Tomb of Louis of Mâle, Margaret of Brabant and Their Daughter Margaret of Flanders in Lille Engraving from A.-L. Millin, Antiquités Nationales, vol. 5 (Paris, 1795)
The female attire is even more opulent. The excess fabric of one figure’s long houppelande pools onto the floor, a sign of wealth. She has a similarly long cloak fastened across her shoulders, the ends of which are held up over her arms, allowing her to stride forward. The simple hood placed over her braided hair features a trailing veil. The Burgundians were known for their love of jewelry; her cross-shaped pendant, likely made of gold, includes large semiprecious stones.
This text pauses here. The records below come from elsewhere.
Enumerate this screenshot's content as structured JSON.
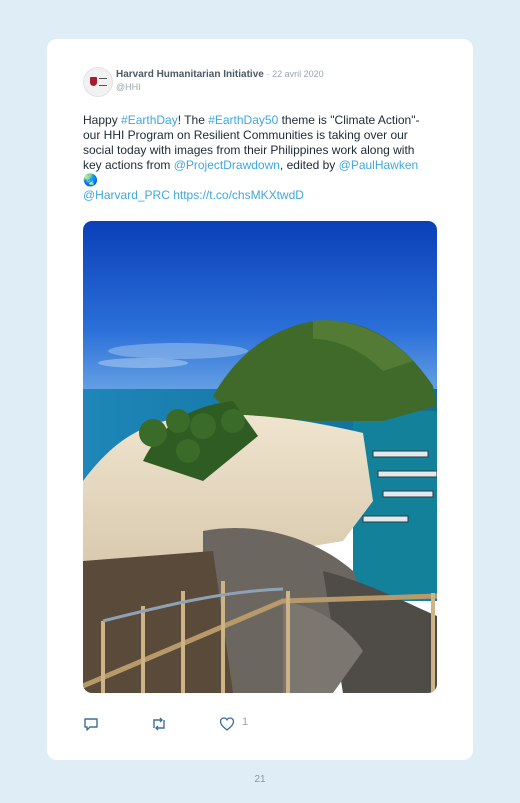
{
  "tweet": {
    "author_name": "Harvard Humanitarian Initiative",
    "date": "· 22 avril 2020",
    "handle": "@HHI",
    "text": {
      "t1": "Happy ",
      "l1": "#EarthDay",
      "t2": "! The ",
      "l2": "#EarthDay50",
      "t3": " theme is \"Climate Action\"- our HHI Program on Resilient Communities is taking over our social today with images from their Philippines work along with key actions from ",
      "l3": "@ProjectDrawdown",
      "t4": ", edited by ",
      "l4": "@PaulHawken",
      "emoji": " 🌏",
      "l5": "@Harvard_PRC",
      "l6": "https://t.co/chsMKXtwdD"
    },
    "likes": "1"
  },
  "icons": [
    "reply-icon",
    "retweet-icon",
    "heart-icon"
  ],
  "colors": {
    "background": "#dfeef6",
    "link": "#3fa6e0",
    "brand": "#a51c30"
  },
  "page_number": "21"
}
The Presentation at the Temple (detail), c. 1440–50. Burgundy. Oil on wood. Musée des Beaux Arts, Dijon, acc. no. 3765
Another lavishly dressed female with a partially shaved head wears a striking turban with rows of pearls that is held in place with a chin-cloth. A decorative brooch is the centerpiece of the headgear, much like the figure in a painting from Burgundy of about 1450. The mourner’s long outer garment is trimmed with fur, features wide sleeves, and is belted tightly above the waist. Her dress, although mostly hidden, bears wide fur cuffs and the pleats associated with a houppelande.
Although little is known about Isabella of Bourbon’s life, her surviving tomb figures testify to the lavish lifestyle, power, and wealth of the Burgundian court. The lasting legacy of Burgundian memorial art cannot be exaggerated, and the opportunity to see these is not to be missed.
Portrait of Giovanni Arnolfini and His Wife 1434. Jan Van Eyck (Netherlandish, c. 1390–1441). Oil on panel; 82.2 x 60 cm. The National Gallery, London, NG186
Cleveland Art, September/October 2017